But this is not the only rail project, that I’ve covered on this blog lately.

The Texas Bullet Train

I covered the Texas Bullet Train in August 2017.

  • This will run between Dallas and Houston.
  • A speed of 205 mph
  • A journey time of 90 minutes.
  • Based on Japanese Shinkansen technology.
  • Could start in 2020.

See Texas Central Railway on Wikipedia for more details.

Vivarail D-Train To Be Tested In US Cities

On the face of it to use a Vivarsil Class 230 train in the United States seems a crazy idea.

Wikipedia says this about the concept.

During March 2018, it was announced that plans were being developed to take a Class 230 to the United States, in order to demonstrate how they could provide a low-cost rolling stock option for new passenger services.

The idea would be to run them on freight lines with temporal separation from freight trains.

The Rise Of Metro, Light Rail And Trams In The United States

I haven’t been to the United States this century and in those days, Metro, light rail and tram systems were fairly thin on the ground.

In those days, I drove and I think I’ve only ridden on systems in Boston and New York.

What surprised me, was that Wikipedia now lists about over a hundred rail transit systems around the United States, several of which are expanding.

Even cities built for the car, like Dallas, Houston and Los Angeles have systems.

Temporal Separation In Salt Lake City

The TRAX light rail system in Salt Lake City, is a system with three lines, forty-five miles of track and fifty stations.

This is a paragraph from Wikipedia.

TRAX uses former Denver and Rio Grande tracks as well as street trackage to service Salt Lake City.
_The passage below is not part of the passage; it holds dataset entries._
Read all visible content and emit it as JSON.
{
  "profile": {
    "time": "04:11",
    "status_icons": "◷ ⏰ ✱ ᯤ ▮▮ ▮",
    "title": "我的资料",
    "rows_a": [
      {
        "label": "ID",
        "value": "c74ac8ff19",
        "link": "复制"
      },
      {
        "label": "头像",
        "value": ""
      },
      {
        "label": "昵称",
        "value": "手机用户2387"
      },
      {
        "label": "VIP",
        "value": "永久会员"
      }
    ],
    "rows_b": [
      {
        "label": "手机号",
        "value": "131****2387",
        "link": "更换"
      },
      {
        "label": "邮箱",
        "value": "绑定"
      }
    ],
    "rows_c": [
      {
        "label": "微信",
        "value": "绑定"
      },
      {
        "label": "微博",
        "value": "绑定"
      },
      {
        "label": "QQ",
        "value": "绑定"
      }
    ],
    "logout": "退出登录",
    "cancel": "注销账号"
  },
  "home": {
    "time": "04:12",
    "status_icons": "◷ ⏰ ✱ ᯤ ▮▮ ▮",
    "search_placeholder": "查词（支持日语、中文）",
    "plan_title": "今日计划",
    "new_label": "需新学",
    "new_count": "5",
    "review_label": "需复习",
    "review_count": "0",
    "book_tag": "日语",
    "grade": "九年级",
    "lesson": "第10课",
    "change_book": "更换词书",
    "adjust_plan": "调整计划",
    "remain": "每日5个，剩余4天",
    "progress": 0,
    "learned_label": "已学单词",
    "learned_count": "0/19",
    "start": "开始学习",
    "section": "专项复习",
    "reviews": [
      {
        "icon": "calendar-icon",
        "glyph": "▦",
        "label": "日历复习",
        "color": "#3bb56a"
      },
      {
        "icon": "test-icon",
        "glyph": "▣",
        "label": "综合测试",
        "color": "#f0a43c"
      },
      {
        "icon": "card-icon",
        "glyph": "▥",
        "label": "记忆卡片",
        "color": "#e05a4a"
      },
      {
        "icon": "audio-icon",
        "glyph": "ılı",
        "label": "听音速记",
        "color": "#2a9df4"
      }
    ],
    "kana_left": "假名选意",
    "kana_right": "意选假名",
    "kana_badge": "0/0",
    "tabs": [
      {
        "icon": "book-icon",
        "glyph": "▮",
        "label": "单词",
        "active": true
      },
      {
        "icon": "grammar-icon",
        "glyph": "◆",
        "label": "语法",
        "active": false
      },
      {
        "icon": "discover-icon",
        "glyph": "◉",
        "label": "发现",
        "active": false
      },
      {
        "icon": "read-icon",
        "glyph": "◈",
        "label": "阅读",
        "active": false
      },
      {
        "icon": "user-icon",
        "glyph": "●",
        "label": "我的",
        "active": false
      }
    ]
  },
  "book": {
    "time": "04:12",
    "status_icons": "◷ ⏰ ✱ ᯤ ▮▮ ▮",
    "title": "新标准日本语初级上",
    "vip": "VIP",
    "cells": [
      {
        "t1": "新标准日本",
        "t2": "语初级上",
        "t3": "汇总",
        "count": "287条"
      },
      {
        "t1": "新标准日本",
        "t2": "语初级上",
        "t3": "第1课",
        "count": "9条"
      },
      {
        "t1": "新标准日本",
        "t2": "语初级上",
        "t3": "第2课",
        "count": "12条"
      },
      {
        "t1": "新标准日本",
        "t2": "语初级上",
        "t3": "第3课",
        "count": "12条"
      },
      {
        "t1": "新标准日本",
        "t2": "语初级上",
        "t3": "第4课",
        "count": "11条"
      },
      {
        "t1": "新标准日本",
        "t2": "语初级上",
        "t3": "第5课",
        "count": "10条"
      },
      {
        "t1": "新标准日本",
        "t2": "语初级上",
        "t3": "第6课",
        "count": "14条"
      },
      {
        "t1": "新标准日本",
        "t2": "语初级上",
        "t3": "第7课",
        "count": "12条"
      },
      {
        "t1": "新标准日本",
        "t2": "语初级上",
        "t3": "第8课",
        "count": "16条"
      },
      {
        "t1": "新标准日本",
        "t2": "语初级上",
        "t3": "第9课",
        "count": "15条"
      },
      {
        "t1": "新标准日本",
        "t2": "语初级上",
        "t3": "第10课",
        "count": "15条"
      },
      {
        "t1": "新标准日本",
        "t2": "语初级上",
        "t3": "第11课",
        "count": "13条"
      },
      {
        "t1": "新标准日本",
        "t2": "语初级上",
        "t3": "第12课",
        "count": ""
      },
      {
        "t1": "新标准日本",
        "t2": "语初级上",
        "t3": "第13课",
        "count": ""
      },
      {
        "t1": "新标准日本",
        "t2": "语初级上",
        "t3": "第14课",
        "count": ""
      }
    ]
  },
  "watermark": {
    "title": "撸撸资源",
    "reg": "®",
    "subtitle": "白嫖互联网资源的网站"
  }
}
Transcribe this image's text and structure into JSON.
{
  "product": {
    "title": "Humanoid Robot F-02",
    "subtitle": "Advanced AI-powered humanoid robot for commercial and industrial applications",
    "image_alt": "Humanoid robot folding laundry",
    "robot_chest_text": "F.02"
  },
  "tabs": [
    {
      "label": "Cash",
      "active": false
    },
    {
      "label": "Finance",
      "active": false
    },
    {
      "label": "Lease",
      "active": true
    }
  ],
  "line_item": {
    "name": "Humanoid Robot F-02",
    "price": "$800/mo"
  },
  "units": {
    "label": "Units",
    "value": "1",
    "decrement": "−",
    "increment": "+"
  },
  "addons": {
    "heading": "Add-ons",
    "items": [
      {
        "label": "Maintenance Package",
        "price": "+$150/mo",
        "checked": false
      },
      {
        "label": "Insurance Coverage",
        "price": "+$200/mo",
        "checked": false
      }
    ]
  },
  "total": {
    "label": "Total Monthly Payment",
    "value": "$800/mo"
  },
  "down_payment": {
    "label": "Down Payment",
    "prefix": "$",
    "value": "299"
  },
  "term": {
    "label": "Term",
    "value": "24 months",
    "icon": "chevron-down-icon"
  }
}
Between the hours of midnight and six in the morning, Union Pacific freight trains use much of the trackage, up to just past 2500 S to service a number of industries along the line.

How many other areas in the United States can use techniques like this?

Conclusion

Perhaps the United States is going through a Modern equivalent of Railway Mania.

This time though, it is not driven by a frenzy of get rich quick investors, but more by the following.

  • Serious investors like Pension Funds looking for places to put money to get a return for thirty to forty years.
  • Brightline talks of city-pairs, where it is too-far to drive and too close to fly, like Orlando-Miami and Dallas-Houston.
  • Dallas-Houston will link two cities with light rail networks. Others will follow this model, if it’s successful.
  • Increasing highway and airport congestion must help rail.

But the biggest driver could be the new technology coming on stream from the rail industry, which makes setting up systems easier, less disruptive and more affordable.

 

June 14, 2018 Posted by | Transport | , , , | Leave a comment